The teaching of food technology in secondary schools
This paper presents a summary of findings from a recent Australian study that investigated perceptions of ‘food technology’ as viewed by teachers in secondary schools compared to a wider professional view. Maintaining and fostering a coherent and accurate perception throughout the food technology career, from school leaver to professional undergraduate studies, is critical for both the evolution of the field of knowledge and the need to keep up with increasing world demand for food technologists and food innovation. While ‘food technology’ has been well established in most secondary school curriculum offerings, a contradiction has emerged between the ‘school view’ of the Food Technology label, and the ‘professional view’ of the same. A point for debate is that career pathways are confused because of the use of identical language to describe different approaches causing a significant problem for the food profession. The research reported here draws on an emerging framework known as ‘Technacy Genre Theory’. It offers an index that defines the nature of the degree of agreement between two forms of technological practice. The research confirmed that the label of ‘Food Technology’ is perceived significantly and substantially differently between schoolteachers and the wider relevant food profession. The paper concludes with the proposition that Technacy Genre Theory offers a new method for comparing and clarifying many combinations of technological typologies of practice.

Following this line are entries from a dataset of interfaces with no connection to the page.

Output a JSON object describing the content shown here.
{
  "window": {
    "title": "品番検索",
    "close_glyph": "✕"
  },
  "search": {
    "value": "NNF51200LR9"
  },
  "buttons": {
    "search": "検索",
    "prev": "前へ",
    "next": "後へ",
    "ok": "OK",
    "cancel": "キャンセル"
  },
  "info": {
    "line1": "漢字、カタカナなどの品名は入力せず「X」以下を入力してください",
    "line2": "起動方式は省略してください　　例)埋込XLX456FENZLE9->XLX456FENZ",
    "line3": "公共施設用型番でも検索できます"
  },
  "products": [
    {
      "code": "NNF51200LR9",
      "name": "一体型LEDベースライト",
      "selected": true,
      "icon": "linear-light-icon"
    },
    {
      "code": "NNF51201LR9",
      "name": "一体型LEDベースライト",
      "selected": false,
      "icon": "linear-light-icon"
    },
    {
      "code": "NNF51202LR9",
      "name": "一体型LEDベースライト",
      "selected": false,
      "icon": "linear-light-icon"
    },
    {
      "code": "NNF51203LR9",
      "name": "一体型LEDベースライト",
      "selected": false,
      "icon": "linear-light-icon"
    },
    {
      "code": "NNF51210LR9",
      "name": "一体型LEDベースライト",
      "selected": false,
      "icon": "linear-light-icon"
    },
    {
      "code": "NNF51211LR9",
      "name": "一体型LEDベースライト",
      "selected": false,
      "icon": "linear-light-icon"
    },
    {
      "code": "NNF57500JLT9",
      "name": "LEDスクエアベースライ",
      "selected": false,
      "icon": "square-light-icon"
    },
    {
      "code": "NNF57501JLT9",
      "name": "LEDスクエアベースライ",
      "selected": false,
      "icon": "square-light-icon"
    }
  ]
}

Turner, A & Seemann, K 2010, 'The teaching of food technology in secondary schools', paper presented at the 43rd Annual Australian Institute of Food Science and Technology Convention, 'Creating the Future of Food', Albert Park, Vic., 25-29 July.